View Full Version : Why firelap?

February 16, 2002, 08:47 PM
I read another post that mentioned firelapping. There is also a guy at my gun club that told me he firelapped all of his guns.
Running an abrasive compound down my .223 barrel at 2500 f/s seems like it would accelerate barrel erosion.
Why would you want to do this?

February 16, 2002, 09:20 PM
Here are some barrel thoughts from the late Gale McMillan

My own thoughts are.....if it is a rough barrel AND a lousy shooter, give it a try for you have nothing to lose. If it is a good barrel with a fine finish; why drag rocks through it ?


February 17, 2002, 11:46 AM
I have done it to several of my revolvers and it does make a difference.

The only thing is, you dont push them that fast.

Guns and Ammo did an article on it several years ago.

I did my .44 Colt Anaconda and I only used about 3 grains of unique. You could see the bullets coming out of the barrel.

I took some 245 LSWC's that were unsized and rolled them in lapping compound. I then shot them.

It polishes up the barrel. It did an exellent job and the revolver had much less tendency to leadup when shooting cast bullets. It also makes it sooo much easier to clean.

If you decide to do it, make sure you clean the barrel very well before you shoot regular loads in it. For comparison, shoot some groups on paper before and after you lap. You might be pleasantly surprised.

In case you are wondering...

When any barrel is rifled , the process leaves small burrs in the barrel and imperfections in the barrel. These burrs are eventually worn out and smoothed up by bulletts passing over them. You may have heard that a rifle or pistols shoots "better" after a few hundred rounds. Some people call this shooting a rifle "IN". By firelapping, all you are doing is accelerating the process. You are smoothing the imperfections out by lapping the barrel with unsized bullets. You are essentially using the gun itself to lap the barrel. Its a whole lot easier and takes less time than doing it by hand. Its important to remember that the bullets need to travel as slow as they can and still make it out the barrel. Then the gun needs to be cleaned very well. My .44 barrel looked like it had a mirror finish in it after I did mine. It also makes it more accurate because the burrs arent shaving pieces of lead so much.

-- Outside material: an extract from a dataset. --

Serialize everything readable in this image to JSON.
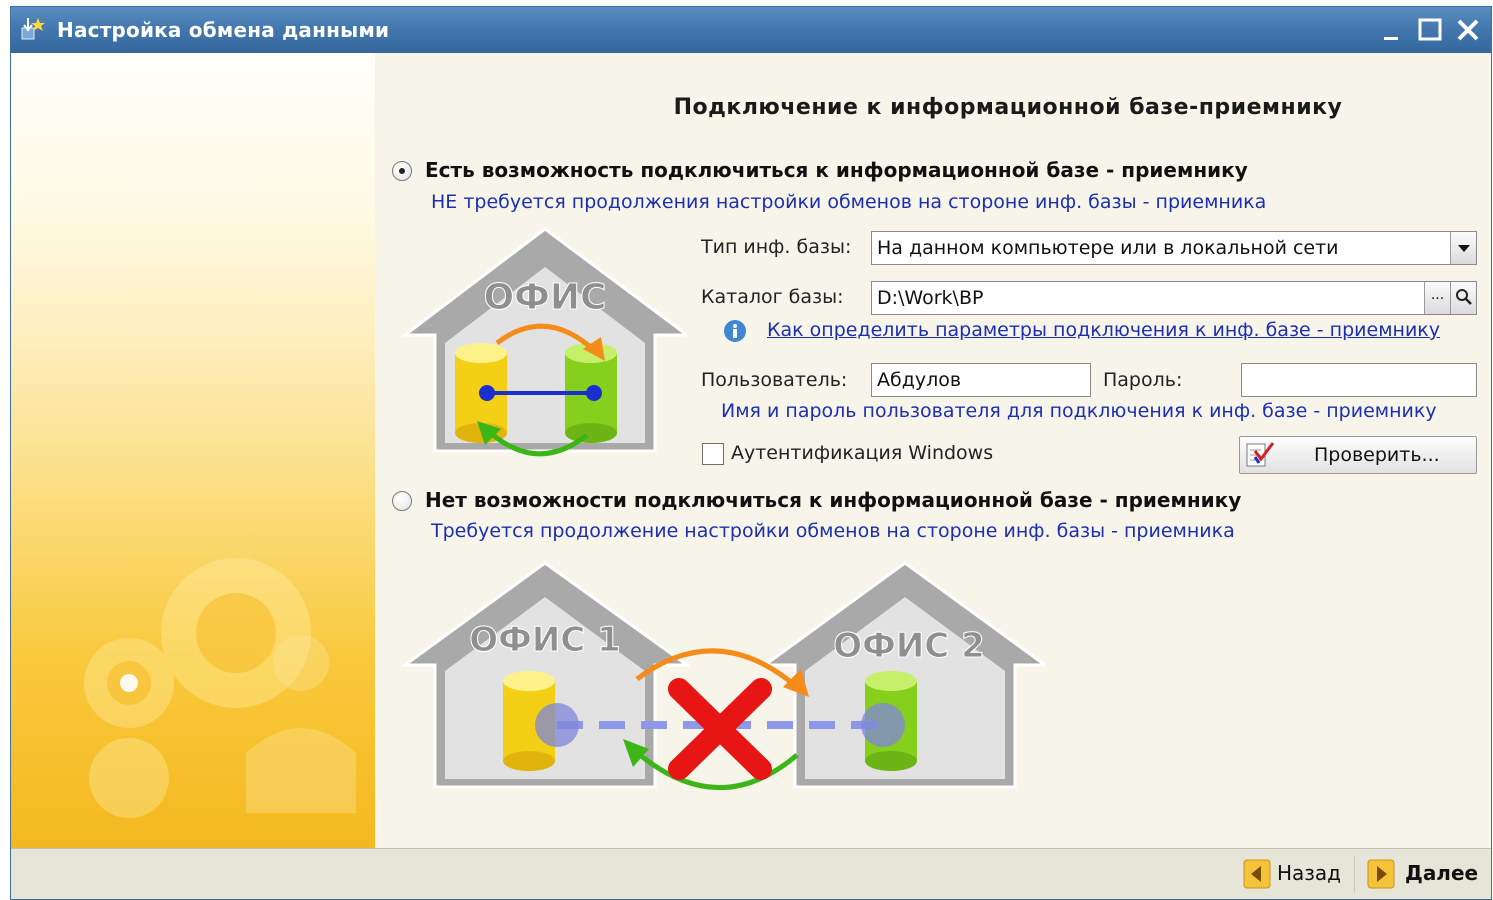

Personally, Ive never had anything but good results from doing it.

Remember that it's important not to get carried away with this. You just want to remove the burrs,not shave the edges off of the rifleing. If you do it too much you are removing the service life out of the barrel. If you have a production barrel you may see more results than in a custom barrel which are held to tighter tolerances and better production methods.

February 18, 2002, 04:11 PM
I don't think that will be an issue for me as all of my guns have at least 500 rounds through them. With the exception of mt AR. It has a chromed barrel and I don't think I'll "ruin" that one unless I'm shooting.

Badger Arms
February 18, 2002, 09:11 PM
My feeling is that it will accelerate erosion in the forcing cone area. There is also a danger of the abrasive imbedding in the bore. I don't think it will hurt the gun that much if it's shot out, has a rough bore, or is difficult to clean. When I put together a sporter rifle in .358, I ran a jag with a patch soalked with lapping compound through the bore several times. After Cleaning it and repeating the process a few times, I noticed that it was considerably easier to get the patch through the barrel. Once chambered and cut to length, I treated the bore with Tetra-Oil per their instructions. You'd think the barrel was made of Teflon. Nothing sticks to it. The rifling still looks sharp. The barrel did look like a mirror at first but has dulled a bit. Accuracy is superb.

Three advantages to fire-lapping IMHO:

1- Easier cleaning.
2- More consistant accuracy and velocity.
3- It's easy.

Again, like other's have said, if your gun shoots fine without it and isn't a bear to clean, don't mess with it.